Our culture has a problem with celebrity. Let us call it an addiction since we’re keen on throwing that kind of subject matter around. We tend to obsess over it and project onto it things that aren’t true. It is not a force field. It does not make us supermen to possess it. There is no transformation ceremony as we ascend to Godhood. Why do we constantly think there is? Why do we think people that have money, or fame, or success, should be better than us? Do we honestly believe they are?
Hamilton had a relapse and it’s a distraction? Christ, how do you think he feels? How do you think he feels waking up every day knowing that no matter how well he does on a playing field or how many fans buy his jersey his addiction does not care? It does not stop for money, or fame, or expectations of the sporting obsessed. It does not care that the Rangers almost won the series, and it certainly does not care that you might thinks it’s a distraction.
Life is full of distractions. The worst thing we can do is some how expect it not to be.
Look, my brother is a recovering alcoholic. He will be for the rest of his life. He beat the shit out me when he drank. I had to lie about it at a hospital to avoid having police reports filed. I had to lie about it when the cops showed up at my house and asked me why I was bleeding. I never understood why I couldn’t have him thrown in jail for what he’d done to me, but my family begged me not to, and for their sake, I didn’t.
He’s sober. But now I’m the one with problems. I get depressed. Anxious. I don’t know why. I don’t know what’s happening inside me sometimes and it scares the hell out me. Really, it’s terrifying to wake up and not understand how you can have so much success and just feel like there is nothing to live for.
And the worst part of it, the absolute worst part is when you know, because you’ve done well for yourself, you can’t talk to anyone about it because they’ll say to you, “You’re successful, what do you have to feel bad about? Ha, you wanna know real struggle, live my life sometime, pal. Drive a truck for a living. You play a game… you write books… You”— some other line of BS that only makes sense in a world that thinks all that matters star power and fat pay checks.
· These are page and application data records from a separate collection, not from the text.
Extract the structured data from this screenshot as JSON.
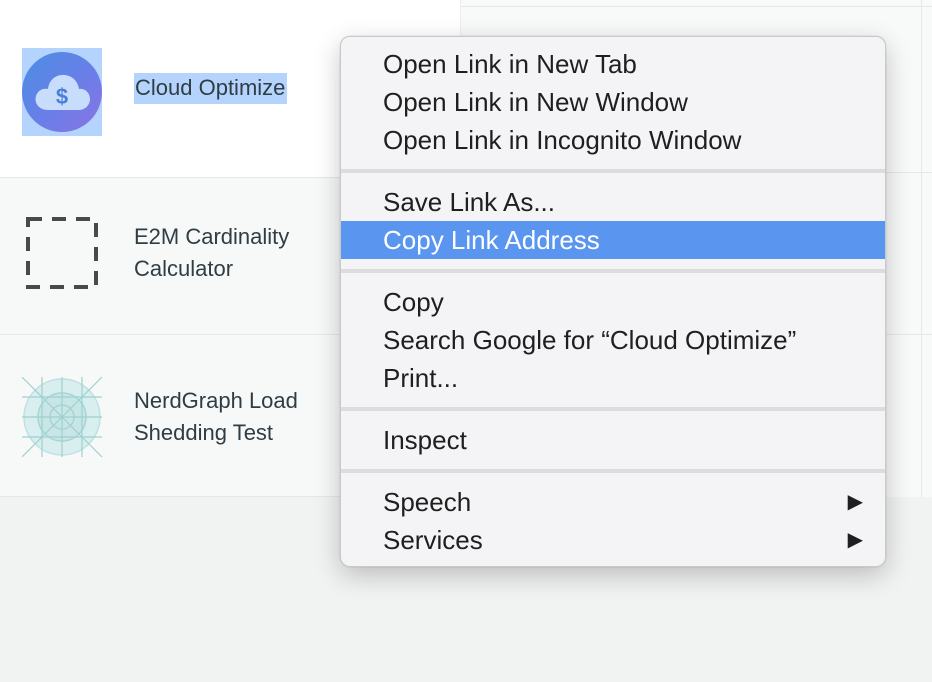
{
  "apps": [
    {
      "name": "Cloud Optimize",
      "icon": "cloud-dollar-icon",
      "selected": true
    },
    {
      "name": "E2M Cardinality Calculator",
      "icon": "dashed-square-icon",
      "selected": false
    },
    {
      "name": "NerdGraph Load Shedding Test",
      "icon": "grid-circle-icon",
      "selected": false
    }
  ],
  "context_menu": {
    "items": [
      {
        "label": "Open Link in New Tab"
      },
      {
        "label": "Open Link in New Window"
      },
      {
        "label": "Open Link in Incognito Window"
      },
      {
        "label": "Save Link As..."
      },
      {
        "label": "Copy Link Address",
        "highlighted": true
      },
      {
        "label": "Copy"
      },
      {
        "label": "Search Google for “Cloud Optimize”"
      },
      {
        "label": "Print..."
      },
      {
        "label": "Inspect"
      },
      {
        "label": "Speech",
        "submenu": true,
        "arrow": "▶"
      },
      {
        "label": "Services",
        "submenu": true,
        "arrow": "▶"
      }
    ]
  },
  "colors": {
    "highlight": "#5a96f0",
    "selection": "#b5d4fd",
    "icon_gradient_start": "#4a8fe4",
    "icon_gradient_end": "#8a74e2"
  }
}
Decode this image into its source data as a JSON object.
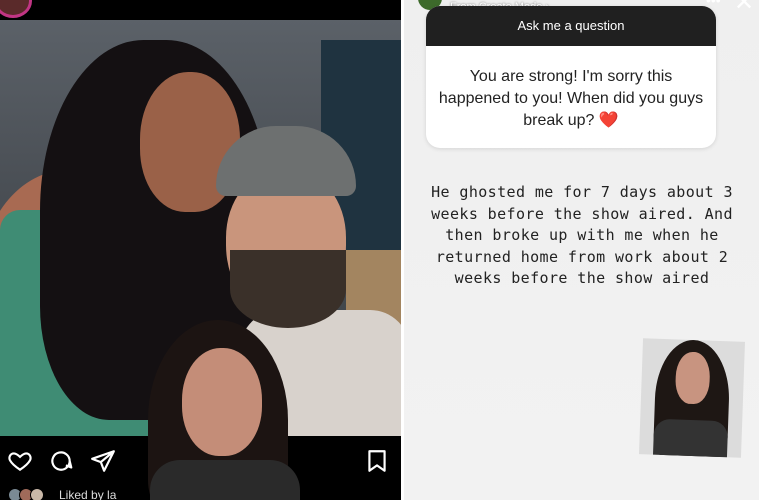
{
  "instagram_post": {
    "username": "",
    "liked_by_text": "Liked by la",
    "actions": [
      {
        "icon": "heart-icon"
      },
      {
        "icon": "comment-icon"
      },
      {
        "icon": "share-icon"
      },
      {
        "icon": "bookmark-icon"
      }
    ]
  },
  "story": {
    "source_label": "From Create Mode ›",
    "question_box": {
      "header": "Ask me a question",
      "question": "You are strong! I'm sorry this happened to you! When did you guys break up? ❤️"
    },
    "answer": "He ghosted me for 7 days about 3 weeks before the show aired. And then broke up with me when he returned home from work about 2 weeks before the show aired",
    "more_icon": "more-icon",
    "close_icon": "close-icon"
  },
  "colors": {
    "story_bg": "#efefef",
    "question_header_bg": "#202020",
    "heart_emoji_red": "#e0245e",
    "dress_green": "#3f8c74"
  }
}
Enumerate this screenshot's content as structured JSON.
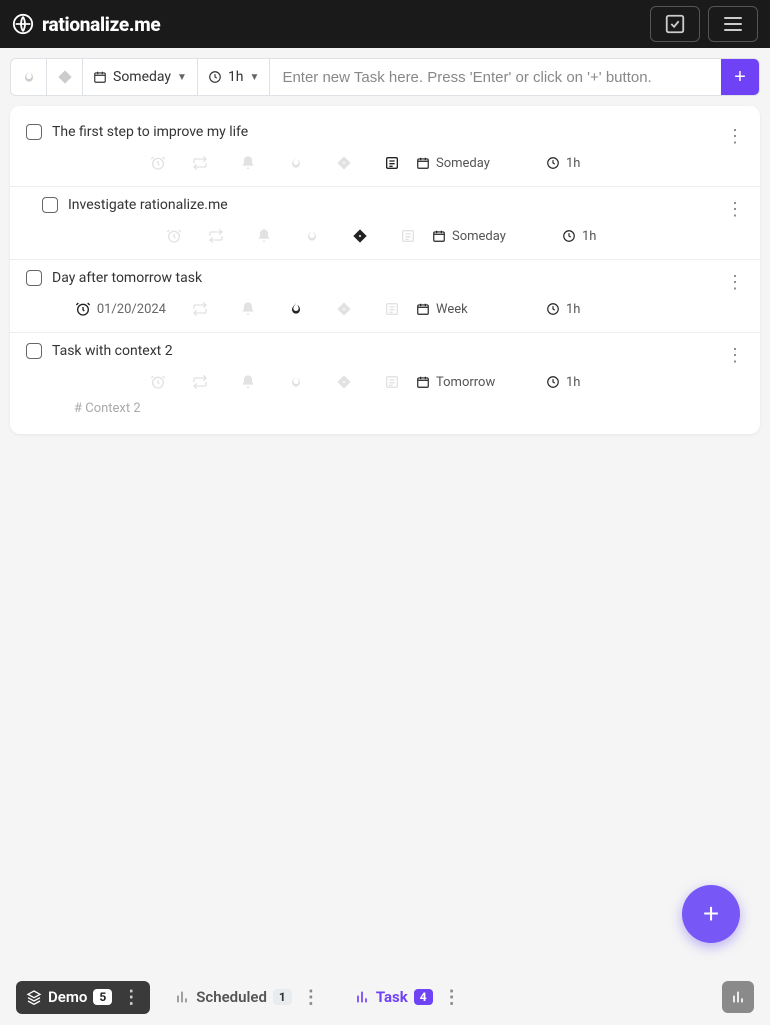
{
  "header": {
    "brand": "rationalize.me"
  },
  "toolbar": {
    "schedule_label": "Someday",
    "duration_label": "1h",
    "input_placeholder": "Enter new Task here. Press 'Enter' or click on '+' button.",
    "add_label": "+"
  },
  "tasks": [
    {
      "title": "The first step to improve my life",
      "indented": false,
      "date_text": "",
      "has_note": true,
      "priority_active": false,
      "fire_active": false,
      "schedule": "Someday",
      "duration": "1h",
      "context": ""
    },
    {
      "title": "Investigate rationalize.me",
      "indented": true,
      "date_text": "",
      "has_note": false,
      "priority_active": true,
      "fire_active": false,
      "schedule": "Someday",
      "duration": "1h",
      "context": ""
    },
    {
      "title": "Day after tomorrow task",
      "indented": false,
      "date_text": "01/20/2024",
      "has_note": false,
      "priority_active": false,
      "fire_active": true,
      "schedule": "Week",
      "duration": "1h",
      "context": ""
    },
    {
      "title": "Task with context 2",
      "indented": false,
      "date_text": "",
      "has_note": false,
      "priority_active": false,
      "fire_active": false,
      "schedule": "Tomorrow",
      "duration": "1h",
      "context": "# Context 2"
    }
  ],
  "fab": {
    "label": "+"
  },
  "bottom": {
    "demo_label": "Demo",
    "demo_count": "5",
    "scheduled_label": "Scheduled",
    "scheduled_count": "1",
    "task_label": "Task",
    "task_count": "4"
  }
}
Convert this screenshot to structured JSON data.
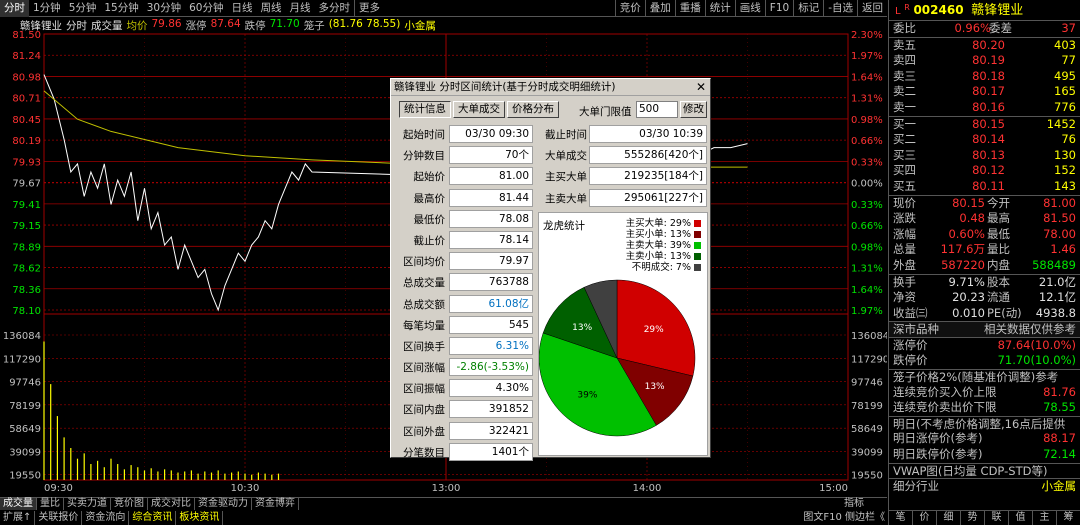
{
  "topbar": {
    "tabs": [
      "分时",
      "1分钟",
      "5分钟",
      "15分钟",
      "30分钟",
      "60分钟",
      "日线",
      "周线",
      "月线",
      "多分时",
      "更多"
    ],
    "right_buttons": [
      "竞价",
      "叠加",
      "重播",
      "统计",
      "画线",
      "F10",
      "标记",
      "-自选",
      "返回"
    ]
  },
  "legend": {
    "name": "赣锋锂业",
    "mode": "分时",
    "vol": "成交量",
    "avg_label": "均价",
    "avg": "79.86",
    "up_label": "涨停",
    "up": "87.64",
    "down_label": "跌停",
    "down": "71.70",
    "cage_label": "笼子",
    "cage": "(81.76 78.55)",
    "extra": "小金属"
  },
  "chart_data": {
    "type": "line",
    "title": "",
    "xlabel": "",
    "ylabel": "",
    "price_ticks": [
      "81.50",
      "81.24",
      "80.98",
      "80.71",
      "80.45",
      "80.19",
      "79.93",
      "79.67",
      "79.41",
      "79.15",
      "78.89",
      "78.62",
      "78.36",
      "78.10"
    ],
    "pct_ticks": [
      "2.30%",
      "1.97%",
      "1.64%",
      "1.31%",
      "0.98%",
      "0.66%",
      "0.33%",
      "0.00%",
      "0.33%",
      "0.66%",
      "0.98%",
      "1.31%",
      "1.64%",
      "1.97%"
    ],
    "vol_ticks": [
      "136084",
      "117290",
      "97746",
      "78199",
      "58649",
      "39099",
      "19550"
    ],
    "time_ticks": [
      "09:30",
      "10:30",
      "13:00",
      "14:00",
      "15:00"
    ],
    "ylim": [
      78.1,
      81.5
    ],
    "prev_close": 79.67,
    "price_series": [
      [
        0,
        81.0
      ],
      [
        3,
        80.7
      ],
      [
        6,
        80.2
      ],
      [
        8,
        79.8
      ],
      [
        10,
        79.9
      ],
      [
        12,
        79.5
      ],
      [
        14,
        79.8
      ],
      [
        16,
        79.6
      ],
      [
        18,
        79.9
      ],
      [
        20,
        79.4
      ],
      [
        22,
        79.7
      ],
      [
        24,
        79.5
      ],
      [
        26,
        79.8
      ],
      [
        28,
        79.2
      ],
      [
        30,
        79.6
      ],
      [
        32,
        79.1
      ],
      [
        34,
        79.3
      ],
      [
        36,
        78.9
      ],
      [
        38,
        79.0
      ],
      [
        40,
        78.6
      ],
      [
        42,
        78.9
      ],
      [
        44,
        78.7
      ],
      [
        46,
        78.5
      ],
      [
        48,
        78.6
      ],
      [
        50,
        78.3
      ],
      [
        52,
        78.1
      ],
      [
        54,
        78.4
      ],
      [
        56,
        78.6
      ],
      [
        58,
        78.8
      ],
      [
        60,
        78.7
      ],
      [
        62,
        78.9
      ],
      [
        64,
        79.0
      ],
      [
        66,
        79.2
      ],
      [
        68,
        79.1
      ],
      [
        70,
        79.4
      ],
      [
        72,
        79.6
      ],
      [
        74,
        79.8
      ],
      [
        76,
        79.7
      ],
      [
        78,
        79.9
      ],
      [
        80,
        79.8
      ],
      [
        160,
        79.7
      ],
      [
        165,
        79.6
      ],
      [
        170,
        79.7
      ],
      [
        175,
        79.6
      ],
      [
        180,
        79.7
      ],
      [
        185,
        79.8
      ],
      [
        190,
        79.9
      ],
      [
        195,
        80.0
      ],
      [
        200,
        80.1
      ],
      [
        205,
        80.1
      ],
      [
        210,
        80.15
      ]
    ],
    "avg_series": [
      [
        0,
        80.8
      ],
      [
        10,
        80.45
      ],
      [
        20,
        80.3
      ],
      [
        30,
        80.2
      ],
      [
        40,
        80.1
      ],
      [
        60,
        80.0
      ],
      [
        80,
        79.95
      ],
      [
        120,
        79.88
      ],
      [
        160,
        79.86
      ],
      [
        210,
        79.86
      ]
    ],
    "volume_series": [
      130000,
      90000,
      60000,
      40000,
      30000,
      20000,
      25000,
      15000,
      18000,
      12000,
      20000,
      15000,
      10000,
      14000,
      12000,
      9000,
      11000,
      8000,
      10000,
      9000,
      7000,
      8000,
      9000,
      6000,
      8000,
      7000,
      9000,
      6000,
      7000,
      8000,
      6000,
      5000,
      7000,
      6000,
      5000,
      6000
    ]
  },
  "dialog": {
    "title": "赣锋锂业 分时区间统计(基于分时成交明细统计)",
    "close": "✕",
    "tabs": [
      "统计信息",
      "大单成交",
      "价格分布"
    ],
    "threshold_label": "大单门限值",
    "threshold_value": "500",
    "modify": "修改",
    "left": [
      [
        "起始时间",
        "03/30 09:30"
      ],
      [
        "分钟数目",
        "70个"
      ],
      [
        "起始价",
        "81.00"
      ],
      [
        "最高价",
        "81.44"
      ],
      [
        "最低价",
        "78.08"
      ],
      [
        "截止价",
        "78.14"
      ],
      [
        "区间均价",
        "79.97"
      ],
      [
        "总成交量",
        "763788"
      ],
      [
        "总成交额",
        "61.08亿"
      ],
      [
        "每笔均量",
        "545"
      ],
      [
        "区间换手",
        "6.31%"
      ],
      [
        "区间涨幅",
        "-2.86(-3.53%)"
      ],
      [
        "区间振幅",
        "4.30%"
      ],
      [
        "区间内盘",
        "391852"
      ],
      [
        "区间外盘",
        "322421"
      ],
      [
        "分笔数目",
        "1401个"
      ]
    ],
    "right": [
      [
        "截止时间",
        "03/30 10:39"
      ],
      [
        "大单成交",
        "555286[420个]"
      ],
      [
        "主买大单",
        "219235[184个]"
      ],
      [
        "主卖大单",
        "295061[227个]"
      ]
    ],
    "lh_title": "龙虎统计",
    "lh_legend": [
      [
        "主买大单:",
        "29%",
        "#d00000"
      ],
      [
        "主买小单:",
        "13%",
        "#800000"
      ],
      [
        "主卖大单:",
        "39%",
        "#00c000"
      ],
      [
        "主卖小单:",
        "13%",
        "#006000"
      ],
      [
        "不明成交:",
        "7%",
        "#404040"
      ]
    ],
    "pie": [
      29,
      13,
      39,
      13,
      7
    ]
  },
  "bottom1": [
    "成交量",
    "量比",
    "买卖力道",
    "竞价图",
    "成交对比",
    "资金驱动力",
    "资金博弈"
  ],
  "bottom1_right": "指标",
  "bottom2": [
    "扩展↑",
    "关联报价",
    "资金流向",
    "综合资讯",
    "板块资讯"
  ],
  "bottom2_right": "图文F10 侧边栏《",
  "side": {
    "code": "002460",
    "name": "赣锋锂业",
    "ratio_label": "委比",
    "ratio": "0.96%",
    "diff_label": "委差",
    "diff": "37",
    "asks": [
      [
        "卖五",
        "80.20",
        "403"
      ],
      [
        "卖四",
        "80.19",
        "77"
      ],
      [
        "卖三",
        "80.18",
        "495"
      ],
      [
        "卖二",
        "80.17",
        "165"
      ],
      [
        "卖一",
        "80.16",
        "776"
      ]
    ],
    "bids": [
      [
        "买一",
        "80.15",
        "1452"
      ],
      [
        "买二",
        "80.14",
        "76"
      ],
      [
        "买三",
        "80.13",
        "130"
      ],
      [
        "买四",
        "80.12",
        "152"
      ],
      [
        "买五",
        "80.11",
        "143"
      ]
    ],
    "quote": [
      [
        "现价",
        "80.15",
        "今开",
        "81.00"
      ],
      [
        "涨跌",
        "0.48",
        "最高",
        "81.50"
      ],
      [
        "涨幅",
        "0.60%",
        "最低",
        "78.00"
      ],
      [
        "总量",
        "117.6万",
        "量比",
        "1.46"
      ],
      [
        "外盘",
        "587220",
        "内盘",
        "588489"
      ]
    ],
    "fund": [
      [
        "换手",
        "9.71%",
        "股本",
        "21.0亿"
      ],
      [
        "净资",
        "20.23",
        "流通",
        "12.1亿"
      ],
      [
        "收益㈢",
        "0.010",
        "PE(动)",
        "4938.8"
      ]
    ],
    "market": "深市品种",
    "market_ref": "相关数据仅供参考",
    "limit": [
      [
        "涨停价",
        "87.64(10.0%)"
      ],
      [
        "跌停价",
        "71.70(10.0%)"
      ]
    ],
    "cage_title": "笼子价格2%(随基准价调整)参考",
    "cage": [
      [
        "连续竞价买入价上限",
        "81.76"
      ],
      [
        "连续竞价卖出价下限",
        "78.55"
      ]
    ],
    "tomorrow_title": "明日(不考虑价格调整,16点后提供",
    "tomorrow": [
      [
        "明日涨停价(参考)",
        "88.17"
      ],
      [
        "明日跌停价(参考)",
        "72.14"
      ]
    ],
    "vwap": "VWAP图(日均量 CDP-STD等)",
    "industry_label": "细分行业",
    "industry": "小金属",
    "footer": [
      "笔",
      "价",
      "细",
      "势",
      "联",
      "值",
      "主",
      "筹"
    ]
  }
}
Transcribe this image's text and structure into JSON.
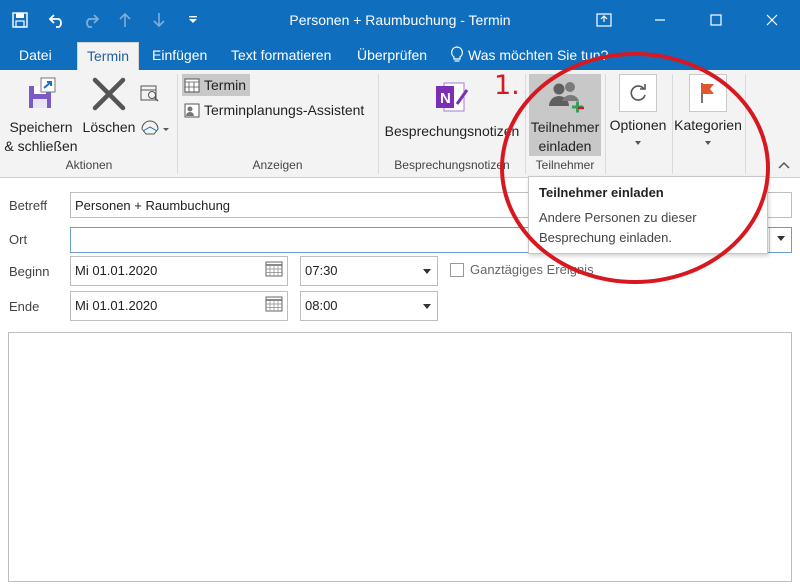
{
  "window": {
    "title": "Personen + Raumbuchung - Termin",
    "qat_icons": [
      "save-icon",
      "undo-icon",
      "redo-icon",
      "up-arrow-icon",
      "down-arrow-icon",
      "customize-qat-icon"
    ],
    "controls": [
      "restore-icon",
      "minimize-icon",
      "maximize-icon",
      "close-icon"
    ]
  },
  "tabs": [
    {
      "label": "Datei"
    },
    {
      "label": "Termin"
    },
    {
      "label": "Einfügen"
    },
    {
      "label": "Text formatieren"
    },
    {
      "label": "Überprüfen"
    }
  ],
  "tell_me": "Was möchten Sie tun?",
  "ribbon": {
    "aktionen": {
      "label": "Aktionen",
      "save_line1": "Speichern",
      "save_line2": "& schließen",
      "delete": "Löschen"
    },
    "anzeigen": {
      "label": "Anzeigen",
      "termin": "Termin",
      "assistent": "Terminplanungs-Assistent"
    },
    "besprechungsnotizen": {
      "label": "Besprechungsnotizen",
      "button": "Besprechungsnotizen"
    },
    "teilnehmer": {
      "label": "Teilnehmer",
      "invite_line1": "Teilnehmer",
      "invite_line2": "einladen"
    },
    "optionen": "Optionen",
    "kategorien": "Kategorien"
  },
  "form": {
    "betreff_label": "Betreff",
    "betreff_value": "Personen + Raumbuchung",
    "ort_label": "Ort",
    "ort_value": "",
    "beginn_label": "Beginn",
    "beginn_date": "Mi 01.01.2020",
    "beginn_time": "07:30",
    "ende_label": "Ende",
    "ende_date": "Mi 01.01.2020",
    "ende_time": "08:00",
    "allday_label": "Ganztägiges Ereignis"
  },
  "tooltip": {
    "title": "Teilnehmer einladen",
    "line1": "Andere Personen zu dieser",
    "line2": "Besprechung einladen."
  },
  "annotation": {
    "step": "1.",
    "color": "#d8181f"
  },
  "colors": {
    "titlebar": "#106ebe",
    "ribbon_bg": "#f3f3f3",
    "active_tab_text": "#1f5f9e"
  }
}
I’d give it all back to wake up and not feel like I was dying inside. I don’t feel it every day but the days I do, it’s terrible. To put on happy face because the world thinks I should have it and doesn’t understand how I could feel anything but.
I cant speak for Josh, but from what I know of the guy, I’m pretty confident there is a similar battle taking place in his mind. One of expectation, reality, and futility. When things that are supposed to feel great don’t, when the world becomes a place where simple things seem heavenly, and where canned answers are a way of life. Where he can talk about God’s providence one day and then shake his fist at him the next because of life is more full of irony than the analysts make it seem.
For the sake of professionalism, I kept my two sense to myself. I knew I had other ways to express those thought. Better ways. I wrote Out Of My League because I wanted to show people a side of the game that never gets shown. Sure, I want to entertain people, but I want them to know the truth. Not just be told it, but give a chance to feel it. There is some hard material in Out Of My League, hard for me to write and probably hard for you to read.
But that’s why you should read it. Because we’ve gotten soft, and expectant, and disappointed with our hero’s when they act like anything less than heroes. Read it because it shows how a person can collapse under the weight of a dream realized, when the strength we thought we were supposed to get along with the title isn’t really there. Read it because through it I think you’ll understand the human side of players better, and maybe even yourself.